Discretion is critical. But this “no tax rise pledge” is intended to convince voters that this Tory commitment will also “bind the hands of a future chancellor, even if there was a new economic crisis”.

That is about as near to a definition of economic madness as you will find in this election.

Critics point out that the Conservative-Lib Dem coalition government raised VAT from 17.5 per cent to 20 per cent in 2011 despite the Conservatives saying they had no plans to do so before the 2010 election. So a legally enforceable pledge is now necessary.

But there was a reason why that pledge was broken. In fact, there were £163 billion worth of reasons that year – because that was the size of the Budget deficit.

Conservative ministers argue that our financial situation is now much less serious than in 2010. But it did not look particularly serious at all in 2006-7 – just before the wrecking ball struck.

Such an “anti-tax rise law” would, of course, need to be passed by parliament. I suspect that in the process of detailed scrutiny it will be savaged by constitutional lawyers, even assuming it gets that.

For an explanation of what looks like a massive Tory loss of nerve we need only look at a darkening alignment now upon this election campaign: a lack of trust in traditional politics – exacerbated by the downpour of pledges and promises of the past few weeks – and the proximity of the election itself: an alignment that has brought an eclipse of good sense among Conservative strategists. It is a desperate dash to secure credibility, but a dash in the wrong direction.

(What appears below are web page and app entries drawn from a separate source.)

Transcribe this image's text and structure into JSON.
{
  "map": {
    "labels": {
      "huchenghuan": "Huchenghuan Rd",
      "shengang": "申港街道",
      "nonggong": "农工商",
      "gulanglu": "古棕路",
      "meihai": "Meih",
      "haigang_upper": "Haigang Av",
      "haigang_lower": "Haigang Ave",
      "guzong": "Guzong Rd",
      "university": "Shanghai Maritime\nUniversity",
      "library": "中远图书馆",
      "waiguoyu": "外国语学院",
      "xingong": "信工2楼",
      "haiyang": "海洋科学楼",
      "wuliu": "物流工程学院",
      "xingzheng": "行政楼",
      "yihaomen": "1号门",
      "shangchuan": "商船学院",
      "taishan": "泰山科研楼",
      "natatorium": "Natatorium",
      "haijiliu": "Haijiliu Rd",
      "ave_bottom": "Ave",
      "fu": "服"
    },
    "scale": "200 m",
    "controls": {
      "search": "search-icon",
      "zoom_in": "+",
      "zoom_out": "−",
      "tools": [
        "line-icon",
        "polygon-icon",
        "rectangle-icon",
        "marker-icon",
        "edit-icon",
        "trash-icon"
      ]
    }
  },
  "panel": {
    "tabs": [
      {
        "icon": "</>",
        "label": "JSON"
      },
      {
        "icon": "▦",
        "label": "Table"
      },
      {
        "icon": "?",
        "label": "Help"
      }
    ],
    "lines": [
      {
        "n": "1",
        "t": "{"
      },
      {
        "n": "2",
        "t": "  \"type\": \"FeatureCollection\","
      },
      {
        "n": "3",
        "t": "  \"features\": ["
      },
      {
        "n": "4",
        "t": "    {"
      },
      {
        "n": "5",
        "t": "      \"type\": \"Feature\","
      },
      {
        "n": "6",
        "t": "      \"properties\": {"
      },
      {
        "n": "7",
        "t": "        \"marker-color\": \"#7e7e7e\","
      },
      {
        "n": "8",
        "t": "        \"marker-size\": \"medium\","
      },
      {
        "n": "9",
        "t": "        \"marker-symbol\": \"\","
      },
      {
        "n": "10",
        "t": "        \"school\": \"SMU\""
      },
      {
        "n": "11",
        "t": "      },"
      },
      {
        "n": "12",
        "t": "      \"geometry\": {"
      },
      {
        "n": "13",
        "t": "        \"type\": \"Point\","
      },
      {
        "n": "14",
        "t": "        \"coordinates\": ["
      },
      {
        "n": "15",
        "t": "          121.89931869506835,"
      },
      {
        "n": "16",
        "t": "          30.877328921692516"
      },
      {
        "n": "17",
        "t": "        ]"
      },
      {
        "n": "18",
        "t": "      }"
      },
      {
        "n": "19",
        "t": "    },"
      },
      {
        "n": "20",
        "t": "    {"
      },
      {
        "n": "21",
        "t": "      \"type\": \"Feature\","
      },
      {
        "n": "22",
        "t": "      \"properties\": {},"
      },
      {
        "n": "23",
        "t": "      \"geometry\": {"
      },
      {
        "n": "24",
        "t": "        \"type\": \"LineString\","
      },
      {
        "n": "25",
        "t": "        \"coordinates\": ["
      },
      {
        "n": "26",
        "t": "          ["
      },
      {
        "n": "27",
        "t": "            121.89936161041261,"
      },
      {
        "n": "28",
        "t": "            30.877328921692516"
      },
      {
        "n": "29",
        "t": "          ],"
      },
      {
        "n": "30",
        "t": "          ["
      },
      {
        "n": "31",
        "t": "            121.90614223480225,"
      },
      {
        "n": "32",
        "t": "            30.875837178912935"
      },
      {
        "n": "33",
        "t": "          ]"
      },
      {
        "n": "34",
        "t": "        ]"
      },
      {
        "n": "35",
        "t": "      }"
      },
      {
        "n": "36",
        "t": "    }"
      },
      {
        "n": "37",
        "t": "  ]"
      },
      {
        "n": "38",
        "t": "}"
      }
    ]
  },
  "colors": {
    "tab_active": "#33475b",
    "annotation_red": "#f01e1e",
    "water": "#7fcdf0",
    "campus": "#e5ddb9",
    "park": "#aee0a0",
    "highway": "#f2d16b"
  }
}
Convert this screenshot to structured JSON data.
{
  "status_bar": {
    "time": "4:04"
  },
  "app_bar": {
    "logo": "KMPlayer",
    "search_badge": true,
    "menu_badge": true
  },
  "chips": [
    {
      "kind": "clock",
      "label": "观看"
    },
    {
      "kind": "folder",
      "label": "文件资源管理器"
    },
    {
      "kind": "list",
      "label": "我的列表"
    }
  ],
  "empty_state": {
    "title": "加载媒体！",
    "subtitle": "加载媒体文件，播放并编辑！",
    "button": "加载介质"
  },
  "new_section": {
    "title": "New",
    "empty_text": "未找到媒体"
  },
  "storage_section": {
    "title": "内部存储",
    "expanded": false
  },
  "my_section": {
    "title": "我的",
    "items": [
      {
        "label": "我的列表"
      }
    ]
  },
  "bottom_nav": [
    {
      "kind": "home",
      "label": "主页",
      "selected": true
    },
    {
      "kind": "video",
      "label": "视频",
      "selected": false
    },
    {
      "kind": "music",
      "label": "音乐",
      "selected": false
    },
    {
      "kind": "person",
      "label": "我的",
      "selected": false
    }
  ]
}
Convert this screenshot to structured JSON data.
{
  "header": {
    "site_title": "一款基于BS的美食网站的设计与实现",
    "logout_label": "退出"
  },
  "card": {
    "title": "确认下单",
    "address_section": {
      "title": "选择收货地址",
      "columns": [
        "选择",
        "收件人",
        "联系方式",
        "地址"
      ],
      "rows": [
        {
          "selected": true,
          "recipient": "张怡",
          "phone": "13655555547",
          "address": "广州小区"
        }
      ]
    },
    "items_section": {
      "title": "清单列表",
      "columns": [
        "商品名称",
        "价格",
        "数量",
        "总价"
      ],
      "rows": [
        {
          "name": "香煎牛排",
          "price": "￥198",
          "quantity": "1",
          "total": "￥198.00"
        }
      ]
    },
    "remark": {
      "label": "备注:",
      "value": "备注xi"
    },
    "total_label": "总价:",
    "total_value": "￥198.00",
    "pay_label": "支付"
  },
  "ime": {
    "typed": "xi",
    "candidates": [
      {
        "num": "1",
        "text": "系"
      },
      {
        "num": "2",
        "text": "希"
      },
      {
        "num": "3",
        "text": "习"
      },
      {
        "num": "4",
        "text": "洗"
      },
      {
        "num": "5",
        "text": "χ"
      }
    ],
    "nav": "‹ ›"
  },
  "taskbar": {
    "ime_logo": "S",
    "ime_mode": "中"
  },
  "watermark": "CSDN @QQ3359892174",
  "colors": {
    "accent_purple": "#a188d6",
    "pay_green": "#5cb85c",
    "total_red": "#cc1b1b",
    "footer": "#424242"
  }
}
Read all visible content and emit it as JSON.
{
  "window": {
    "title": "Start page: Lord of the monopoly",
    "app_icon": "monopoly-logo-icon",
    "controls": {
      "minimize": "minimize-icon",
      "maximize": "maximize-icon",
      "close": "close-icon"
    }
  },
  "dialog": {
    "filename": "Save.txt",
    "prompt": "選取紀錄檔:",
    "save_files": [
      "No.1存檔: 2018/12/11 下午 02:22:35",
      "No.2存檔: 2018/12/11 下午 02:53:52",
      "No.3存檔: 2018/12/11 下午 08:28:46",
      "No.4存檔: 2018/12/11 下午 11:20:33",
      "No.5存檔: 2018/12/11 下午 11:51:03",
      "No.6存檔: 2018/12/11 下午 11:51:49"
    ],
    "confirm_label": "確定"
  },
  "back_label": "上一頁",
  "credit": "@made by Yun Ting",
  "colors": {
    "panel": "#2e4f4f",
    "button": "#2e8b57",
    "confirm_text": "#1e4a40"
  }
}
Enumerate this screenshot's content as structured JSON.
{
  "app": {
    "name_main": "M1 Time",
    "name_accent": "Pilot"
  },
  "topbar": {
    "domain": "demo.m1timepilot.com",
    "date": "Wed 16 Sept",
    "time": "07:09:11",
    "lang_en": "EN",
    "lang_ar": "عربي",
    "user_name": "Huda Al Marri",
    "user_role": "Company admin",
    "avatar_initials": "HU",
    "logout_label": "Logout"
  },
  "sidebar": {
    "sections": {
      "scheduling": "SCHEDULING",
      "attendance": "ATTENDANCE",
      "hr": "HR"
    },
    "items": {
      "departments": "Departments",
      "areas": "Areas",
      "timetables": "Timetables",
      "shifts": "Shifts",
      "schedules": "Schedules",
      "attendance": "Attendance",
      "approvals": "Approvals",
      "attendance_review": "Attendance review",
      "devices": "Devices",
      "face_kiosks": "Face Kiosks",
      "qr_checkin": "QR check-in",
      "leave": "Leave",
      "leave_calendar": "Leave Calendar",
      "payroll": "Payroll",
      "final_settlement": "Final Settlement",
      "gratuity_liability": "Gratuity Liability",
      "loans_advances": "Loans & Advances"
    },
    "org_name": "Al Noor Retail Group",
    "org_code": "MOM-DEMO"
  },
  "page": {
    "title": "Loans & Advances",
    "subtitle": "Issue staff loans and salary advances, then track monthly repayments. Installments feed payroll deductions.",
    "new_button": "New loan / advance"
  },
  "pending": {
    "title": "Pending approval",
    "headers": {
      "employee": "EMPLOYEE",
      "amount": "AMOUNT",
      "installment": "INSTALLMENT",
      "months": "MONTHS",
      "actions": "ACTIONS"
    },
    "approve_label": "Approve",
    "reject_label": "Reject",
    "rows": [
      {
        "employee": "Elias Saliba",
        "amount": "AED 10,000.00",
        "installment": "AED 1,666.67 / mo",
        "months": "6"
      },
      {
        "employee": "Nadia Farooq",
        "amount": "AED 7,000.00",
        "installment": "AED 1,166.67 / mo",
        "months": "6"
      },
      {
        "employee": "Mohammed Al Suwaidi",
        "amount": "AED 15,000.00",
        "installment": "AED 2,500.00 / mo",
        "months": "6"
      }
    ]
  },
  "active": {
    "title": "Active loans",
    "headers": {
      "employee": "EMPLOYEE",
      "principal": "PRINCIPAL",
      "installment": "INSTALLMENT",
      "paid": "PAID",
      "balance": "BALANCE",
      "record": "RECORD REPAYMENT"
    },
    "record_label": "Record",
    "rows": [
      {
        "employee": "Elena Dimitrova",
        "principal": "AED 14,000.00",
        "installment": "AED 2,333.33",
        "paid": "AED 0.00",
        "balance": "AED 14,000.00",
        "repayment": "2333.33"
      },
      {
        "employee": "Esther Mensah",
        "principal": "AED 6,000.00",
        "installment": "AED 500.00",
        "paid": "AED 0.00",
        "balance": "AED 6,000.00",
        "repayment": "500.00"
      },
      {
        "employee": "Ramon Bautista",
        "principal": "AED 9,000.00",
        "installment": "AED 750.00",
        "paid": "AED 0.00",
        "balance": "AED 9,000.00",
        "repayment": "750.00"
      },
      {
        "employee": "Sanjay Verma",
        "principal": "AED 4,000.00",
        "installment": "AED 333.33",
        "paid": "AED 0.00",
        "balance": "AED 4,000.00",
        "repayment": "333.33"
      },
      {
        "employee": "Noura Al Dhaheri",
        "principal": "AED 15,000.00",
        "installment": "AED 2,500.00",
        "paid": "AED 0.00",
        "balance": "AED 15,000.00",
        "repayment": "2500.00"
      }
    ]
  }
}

And there are many pledges in this election that are unlikely to survive the scrutiny of legislation. Take the popular cry to abolish “zero hours contracts”. How is this to be enforced exactly? Does it mean all flexible employment contracts are to be outlawed? And how is “flexible” to be defined in legislation? There are now an estimated 1.8 million such contracts in the UK, with as many as one in seven jobs now “zero-hours”.

Flexibility is a vital part of today’s labour market. Legislation needs to take care not to result in huge lay-offs.

Note also that the “no tax rise by law” pledge appears, as many from most of the parties this week, after the publication of the party manifestos. So do they have the same status as a manifesto pledge? And if that is the intention, why are they not in the manifestos to begin with?

To this muddled brew legal mayhem has now been added. And much of this springs from a reluctance or inability to provide clear guidance on tax rises and spending cuts that will inevitably lie ahead.

Little wonder the Institute for Fiscal Studies concluded this week: “With significant deficit reduction still to come, households can expect the tax and benefit changes implemented over the next parliament to reduce their incomes, on average. There are large differences between the Conservatives, Labour and the Liberal Democrats in how they propose to do this. But they share a lack of willingness to be clear about the details, and an inability to resist the urge for piecemeal changes which would make the overall system less efficient and coherent.”

Exactly. And no panic lurch to legislation – tax chastity by law – will make this good by one iota.